Your assignment => The output should be every line below that includes the word "Create".
◆ ◆ ◆ ◆ ◆
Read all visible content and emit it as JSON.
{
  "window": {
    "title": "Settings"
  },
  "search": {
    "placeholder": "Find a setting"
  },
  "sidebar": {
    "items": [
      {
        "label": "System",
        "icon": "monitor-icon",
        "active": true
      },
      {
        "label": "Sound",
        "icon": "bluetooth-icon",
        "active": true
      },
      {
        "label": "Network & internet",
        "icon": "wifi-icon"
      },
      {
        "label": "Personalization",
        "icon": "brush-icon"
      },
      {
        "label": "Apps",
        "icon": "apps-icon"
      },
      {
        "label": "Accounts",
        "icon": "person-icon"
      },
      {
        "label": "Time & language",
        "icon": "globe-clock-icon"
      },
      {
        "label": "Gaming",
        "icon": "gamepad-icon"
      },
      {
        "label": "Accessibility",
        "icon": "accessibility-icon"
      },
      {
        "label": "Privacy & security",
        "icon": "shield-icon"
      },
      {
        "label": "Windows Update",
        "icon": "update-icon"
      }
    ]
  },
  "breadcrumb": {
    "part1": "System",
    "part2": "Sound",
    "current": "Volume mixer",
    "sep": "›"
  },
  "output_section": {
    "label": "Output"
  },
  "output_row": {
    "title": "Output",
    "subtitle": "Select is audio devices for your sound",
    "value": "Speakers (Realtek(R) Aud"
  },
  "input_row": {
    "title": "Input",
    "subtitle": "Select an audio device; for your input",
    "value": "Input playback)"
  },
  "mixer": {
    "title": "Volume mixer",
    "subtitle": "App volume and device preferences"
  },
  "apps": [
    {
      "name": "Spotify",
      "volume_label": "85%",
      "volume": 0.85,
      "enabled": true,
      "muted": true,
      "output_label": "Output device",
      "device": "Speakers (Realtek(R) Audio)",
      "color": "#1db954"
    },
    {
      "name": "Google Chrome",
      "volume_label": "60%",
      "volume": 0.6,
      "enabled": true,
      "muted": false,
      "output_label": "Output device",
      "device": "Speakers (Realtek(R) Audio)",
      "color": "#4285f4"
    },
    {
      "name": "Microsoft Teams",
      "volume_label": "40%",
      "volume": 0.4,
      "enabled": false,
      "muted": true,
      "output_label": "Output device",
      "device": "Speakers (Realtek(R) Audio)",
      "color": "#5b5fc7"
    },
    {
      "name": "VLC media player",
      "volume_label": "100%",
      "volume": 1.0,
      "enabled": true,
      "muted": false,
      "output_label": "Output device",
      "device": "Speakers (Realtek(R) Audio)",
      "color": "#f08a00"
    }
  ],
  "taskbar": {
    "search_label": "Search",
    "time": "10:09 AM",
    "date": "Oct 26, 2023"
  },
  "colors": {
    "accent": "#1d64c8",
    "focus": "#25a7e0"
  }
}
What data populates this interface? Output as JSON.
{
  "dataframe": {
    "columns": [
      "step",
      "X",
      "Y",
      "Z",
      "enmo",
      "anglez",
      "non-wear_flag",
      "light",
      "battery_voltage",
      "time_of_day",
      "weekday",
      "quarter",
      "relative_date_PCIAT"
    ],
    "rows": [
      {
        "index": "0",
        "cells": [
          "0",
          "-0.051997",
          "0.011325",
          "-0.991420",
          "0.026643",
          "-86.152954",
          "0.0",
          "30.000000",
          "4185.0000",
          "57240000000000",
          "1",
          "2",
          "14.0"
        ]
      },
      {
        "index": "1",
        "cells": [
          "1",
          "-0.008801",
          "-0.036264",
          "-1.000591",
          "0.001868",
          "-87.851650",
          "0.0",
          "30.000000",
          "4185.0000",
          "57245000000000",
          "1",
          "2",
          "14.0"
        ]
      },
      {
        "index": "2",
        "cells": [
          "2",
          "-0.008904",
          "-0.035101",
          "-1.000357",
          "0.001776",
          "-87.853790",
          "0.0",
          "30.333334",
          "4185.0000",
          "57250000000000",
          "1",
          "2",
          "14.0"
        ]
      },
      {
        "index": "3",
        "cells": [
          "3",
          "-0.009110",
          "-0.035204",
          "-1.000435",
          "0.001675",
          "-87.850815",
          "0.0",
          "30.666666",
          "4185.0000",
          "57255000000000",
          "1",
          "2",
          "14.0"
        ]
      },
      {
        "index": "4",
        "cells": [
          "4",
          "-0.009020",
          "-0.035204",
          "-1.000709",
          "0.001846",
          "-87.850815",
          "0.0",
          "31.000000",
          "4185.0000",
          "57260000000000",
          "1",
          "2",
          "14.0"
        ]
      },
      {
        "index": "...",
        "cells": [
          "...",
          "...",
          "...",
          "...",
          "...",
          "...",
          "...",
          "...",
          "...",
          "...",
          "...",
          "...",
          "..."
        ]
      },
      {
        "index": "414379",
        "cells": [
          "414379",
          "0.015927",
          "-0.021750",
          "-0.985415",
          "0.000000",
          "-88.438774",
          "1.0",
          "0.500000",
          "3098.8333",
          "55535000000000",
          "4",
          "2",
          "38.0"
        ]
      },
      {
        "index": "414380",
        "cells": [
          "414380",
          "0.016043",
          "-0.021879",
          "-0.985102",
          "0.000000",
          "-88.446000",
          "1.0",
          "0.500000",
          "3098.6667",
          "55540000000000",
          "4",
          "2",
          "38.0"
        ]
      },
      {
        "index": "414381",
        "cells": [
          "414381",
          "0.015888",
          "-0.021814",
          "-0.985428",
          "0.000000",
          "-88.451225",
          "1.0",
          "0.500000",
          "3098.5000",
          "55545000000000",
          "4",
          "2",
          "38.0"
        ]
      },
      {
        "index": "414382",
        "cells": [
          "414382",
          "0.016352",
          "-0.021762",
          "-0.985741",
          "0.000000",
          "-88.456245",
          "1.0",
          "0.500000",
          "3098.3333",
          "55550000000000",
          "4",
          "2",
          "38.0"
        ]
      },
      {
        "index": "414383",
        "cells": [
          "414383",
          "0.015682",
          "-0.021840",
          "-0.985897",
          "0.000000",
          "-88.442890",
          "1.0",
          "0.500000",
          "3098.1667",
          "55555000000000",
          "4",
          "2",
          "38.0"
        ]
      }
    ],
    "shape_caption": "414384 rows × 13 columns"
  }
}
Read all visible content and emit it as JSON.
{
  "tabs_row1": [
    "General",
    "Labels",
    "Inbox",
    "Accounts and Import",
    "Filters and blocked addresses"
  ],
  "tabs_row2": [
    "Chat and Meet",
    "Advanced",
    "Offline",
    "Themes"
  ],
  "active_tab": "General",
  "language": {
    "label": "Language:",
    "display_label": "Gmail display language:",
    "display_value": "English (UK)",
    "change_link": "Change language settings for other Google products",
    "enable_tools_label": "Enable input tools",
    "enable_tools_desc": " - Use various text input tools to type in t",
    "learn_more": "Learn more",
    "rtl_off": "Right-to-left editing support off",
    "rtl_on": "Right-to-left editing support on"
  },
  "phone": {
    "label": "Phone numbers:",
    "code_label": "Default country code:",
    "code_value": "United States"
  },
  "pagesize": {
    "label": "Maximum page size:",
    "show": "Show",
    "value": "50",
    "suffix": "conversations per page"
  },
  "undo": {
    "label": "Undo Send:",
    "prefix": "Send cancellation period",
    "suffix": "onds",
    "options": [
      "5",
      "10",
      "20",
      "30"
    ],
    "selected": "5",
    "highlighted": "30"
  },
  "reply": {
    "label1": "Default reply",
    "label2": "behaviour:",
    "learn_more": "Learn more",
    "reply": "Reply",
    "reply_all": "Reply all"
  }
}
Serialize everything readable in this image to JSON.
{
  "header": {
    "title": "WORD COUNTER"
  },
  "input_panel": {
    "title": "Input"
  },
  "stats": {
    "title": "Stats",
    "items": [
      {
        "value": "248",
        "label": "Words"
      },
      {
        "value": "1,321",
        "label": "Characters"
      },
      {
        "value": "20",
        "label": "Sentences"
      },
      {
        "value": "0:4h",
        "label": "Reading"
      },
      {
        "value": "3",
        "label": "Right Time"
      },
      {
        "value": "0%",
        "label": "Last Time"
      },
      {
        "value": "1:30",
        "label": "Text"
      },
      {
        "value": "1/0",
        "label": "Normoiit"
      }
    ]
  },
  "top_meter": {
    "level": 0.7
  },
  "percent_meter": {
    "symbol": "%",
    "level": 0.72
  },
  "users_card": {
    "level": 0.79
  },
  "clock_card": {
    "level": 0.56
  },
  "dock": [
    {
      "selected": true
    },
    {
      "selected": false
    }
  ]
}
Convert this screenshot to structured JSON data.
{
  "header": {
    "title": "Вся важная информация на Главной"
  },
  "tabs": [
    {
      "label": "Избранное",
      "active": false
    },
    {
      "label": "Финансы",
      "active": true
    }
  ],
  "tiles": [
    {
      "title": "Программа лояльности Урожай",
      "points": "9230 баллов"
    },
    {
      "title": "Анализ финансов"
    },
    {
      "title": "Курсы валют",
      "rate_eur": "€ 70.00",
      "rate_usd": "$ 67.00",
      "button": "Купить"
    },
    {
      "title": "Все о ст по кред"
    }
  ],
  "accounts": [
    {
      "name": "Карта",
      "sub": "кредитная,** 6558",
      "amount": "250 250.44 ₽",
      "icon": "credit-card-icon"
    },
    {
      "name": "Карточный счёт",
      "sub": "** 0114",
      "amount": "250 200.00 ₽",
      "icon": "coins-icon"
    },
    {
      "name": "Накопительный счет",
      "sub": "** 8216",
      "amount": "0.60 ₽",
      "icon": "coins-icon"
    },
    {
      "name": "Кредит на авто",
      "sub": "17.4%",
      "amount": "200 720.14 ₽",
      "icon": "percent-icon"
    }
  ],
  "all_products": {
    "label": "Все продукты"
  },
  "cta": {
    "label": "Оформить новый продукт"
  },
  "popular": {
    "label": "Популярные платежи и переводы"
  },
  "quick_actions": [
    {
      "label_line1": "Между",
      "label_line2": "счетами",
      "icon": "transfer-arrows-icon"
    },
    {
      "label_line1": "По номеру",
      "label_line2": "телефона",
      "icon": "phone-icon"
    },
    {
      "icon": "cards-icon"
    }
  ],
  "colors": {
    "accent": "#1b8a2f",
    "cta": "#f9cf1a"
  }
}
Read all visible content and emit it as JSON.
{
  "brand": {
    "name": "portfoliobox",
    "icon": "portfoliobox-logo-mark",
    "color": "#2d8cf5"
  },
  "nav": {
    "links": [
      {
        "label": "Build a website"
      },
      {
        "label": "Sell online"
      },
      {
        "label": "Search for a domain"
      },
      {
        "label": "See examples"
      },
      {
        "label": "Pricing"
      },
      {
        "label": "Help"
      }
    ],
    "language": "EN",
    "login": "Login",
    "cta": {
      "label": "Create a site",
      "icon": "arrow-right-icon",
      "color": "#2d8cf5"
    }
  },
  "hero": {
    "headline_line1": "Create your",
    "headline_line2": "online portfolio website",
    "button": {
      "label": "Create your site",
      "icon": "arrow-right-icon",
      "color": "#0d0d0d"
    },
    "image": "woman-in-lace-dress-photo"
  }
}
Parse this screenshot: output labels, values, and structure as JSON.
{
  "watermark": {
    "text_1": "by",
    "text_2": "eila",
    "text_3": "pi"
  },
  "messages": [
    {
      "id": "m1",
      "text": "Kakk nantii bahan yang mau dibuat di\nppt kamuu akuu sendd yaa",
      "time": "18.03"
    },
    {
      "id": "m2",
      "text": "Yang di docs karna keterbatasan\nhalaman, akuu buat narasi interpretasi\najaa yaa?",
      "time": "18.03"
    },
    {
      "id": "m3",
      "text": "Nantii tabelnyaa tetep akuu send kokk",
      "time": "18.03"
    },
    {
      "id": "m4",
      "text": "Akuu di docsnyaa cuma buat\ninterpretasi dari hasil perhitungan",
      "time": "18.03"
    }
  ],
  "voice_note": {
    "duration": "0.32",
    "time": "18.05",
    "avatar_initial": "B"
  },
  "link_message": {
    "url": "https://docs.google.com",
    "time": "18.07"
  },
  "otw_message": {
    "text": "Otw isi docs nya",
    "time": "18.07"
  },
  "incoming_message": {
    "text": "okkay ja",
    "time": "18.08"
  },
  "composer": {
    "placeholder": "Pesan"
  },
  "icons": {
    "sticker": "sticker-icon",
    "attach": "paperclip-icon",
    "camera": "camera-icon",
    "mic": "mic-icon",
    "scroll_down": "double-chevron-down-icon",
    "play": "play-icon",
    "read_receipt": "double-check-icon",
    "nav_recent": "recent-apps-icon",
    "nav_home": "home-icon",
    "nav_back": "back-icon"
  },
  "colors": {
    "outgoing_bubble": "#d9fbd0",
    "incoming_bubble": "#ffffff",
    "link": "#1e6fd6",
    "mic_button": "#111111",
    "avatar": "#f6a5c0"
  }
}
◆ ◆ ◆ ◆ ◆
Result of this exercise =>
      "label": "Create a site",
    "headline_line1": "Create your",
      "label": "Create your site",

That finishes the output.